You’ll be in good company if you do. The Online Trust Alliance estimates that as many as 50 million such devices were sold during the 2015 holiday season, and they show no sign of losing their popularity. From smart TVs to home automation systems, consumers are excited to get their hands on the latest Internet-connected technologies.
But while the latest smart devices have the potential to make our day-to-day lives easier and better, they also bring with them serious security risks that many consumers may not yet be aware of. If you don’t take proper precautions, you may be unwittingly inviting identity thieves into your home.
Widening holes in the privacy wall
Even though many smart gadgets, such as new smart home appliances, are capable of more than ever before thanks to Internet connectivity, consumers don’t always realize how these connections can be exploited.
It happens more often than people think. For instance, in 2014 Proofpoint reported on a massive incident in which hackers gained control of nearly 100,000 connected devices and used them to send more than 750,000 malicious emails. Many of these devices were home network routers and multimedia centers. Some were not what the typical person thinks of as sending email — there were several smart TVs, and, according to the report, at least one refrigerator.
The problem was that the devices either did not come equipped with security measures, or the owners did not know how to use them. A large number were still secured with the default password, making it fairly easy for a dedicated hacker to take control.
Customers must learn to protect themselves
“While people are aware that they need to have security on their connected devices, they don’t always take the necessary steps to protect themselves,” Brian Witten, Senior Director of IoT at Symantec, recently told the Online Trust Alliance. “Until device manufacturers build security into their products, the responsibility relies with the consumer.”
First, it’s important to do your research to ensure that the smart device you are considering purchasing is equipped with strong security features.

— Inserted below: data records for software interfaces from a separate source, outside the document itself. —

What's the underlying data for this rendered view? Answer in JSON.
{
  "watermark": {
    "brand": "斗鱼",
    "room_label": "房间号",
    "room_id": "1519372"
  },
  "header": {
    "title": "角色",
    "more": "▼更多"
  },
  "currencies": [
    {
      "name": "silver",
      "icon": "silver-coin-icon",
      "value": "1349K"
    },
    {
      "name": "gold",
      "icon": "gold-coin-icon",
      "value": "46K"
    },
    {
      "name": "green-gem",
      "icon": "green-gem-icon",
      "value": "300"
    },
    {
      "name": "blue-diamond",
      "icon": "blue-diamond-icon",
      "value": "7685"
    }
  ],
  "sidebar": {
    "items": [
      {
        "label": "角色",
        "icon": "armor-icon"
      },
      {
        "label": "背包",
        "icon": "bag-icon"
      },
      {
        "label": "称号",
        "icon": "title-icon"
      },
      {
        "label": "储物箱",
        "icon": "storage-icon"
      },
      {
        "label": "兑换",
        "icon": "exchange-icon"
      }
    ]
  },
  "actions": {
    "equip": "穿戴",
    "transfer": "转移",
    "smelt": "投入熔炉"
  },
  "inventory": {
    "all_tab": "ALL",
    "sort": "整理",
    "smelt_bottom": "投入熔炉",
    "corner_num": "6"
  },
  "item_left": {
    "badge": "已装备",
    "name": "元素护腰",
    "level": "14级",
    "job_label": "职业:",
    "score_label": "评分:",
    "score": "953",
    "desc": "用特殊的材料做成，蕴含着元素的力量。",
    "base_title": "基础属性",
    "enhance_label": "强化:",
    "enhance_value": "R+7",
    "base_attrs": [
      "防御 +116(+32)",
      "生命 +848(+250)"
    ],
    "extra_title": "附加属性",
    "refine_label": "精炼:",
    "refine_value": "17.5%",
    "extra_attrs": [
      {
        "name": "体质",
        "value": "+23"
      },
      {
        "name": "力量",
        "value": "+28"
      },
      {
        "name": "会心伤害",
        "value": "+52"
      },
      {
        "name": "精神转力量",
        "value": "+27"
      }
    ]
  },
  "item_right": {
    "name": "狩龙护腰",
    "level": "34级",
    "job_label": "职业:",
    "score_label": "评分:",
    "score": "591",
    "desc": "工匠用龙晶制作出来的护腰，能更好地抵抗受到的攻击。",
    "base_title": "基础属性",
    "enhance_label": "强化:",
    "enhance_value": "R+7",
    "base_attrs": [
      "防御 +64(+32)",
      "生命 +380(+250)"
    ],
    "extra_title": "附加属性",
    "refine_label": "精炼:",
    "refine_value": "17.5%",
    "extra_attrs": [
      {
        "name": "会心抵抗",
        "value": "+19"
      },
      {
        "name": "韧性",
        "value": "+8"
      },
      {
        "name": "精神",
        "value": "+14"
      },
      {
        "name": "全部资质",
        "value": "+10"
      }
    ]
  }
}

Many companies have different policies regarding data sharing with third parties, and it is important for you to understand who might see your information, and how easy it will be for them to get it. It may be a good idea to turn off this information sharing, if possible.
Second, learn about a product’s patch history and determine whether you should expect additional patches in the future. Frequent updates are how product manufacturers maintain the security of their devices. Without enough attention, these smart devices could become vulnerable to serious security issues.
Finally, educate yourself about Internet security. If your smart device requires a password — as most home routers do — make sure that it is a strong one. Relying on the default password is no better than going without a password altogether, as anyone can look up the default used by that particular manufacturer.
Be prepared for when identity theft strikes
No matter how many precautions you take, there is still a chance that a thief will find a way to compromise your identity. They could potentially create financial accounts in your name and steal thousands of dollars, leaving you in debt and with ruined credit.
The sooner you act, the better. This is why it is important to think proactively about your personal information. In addition to keeping up to date with security updates, invest in an identity theft protection service which can monitor your credit file, Social Security Number and public records, and alert you to certain activity that could be indicative of fraud.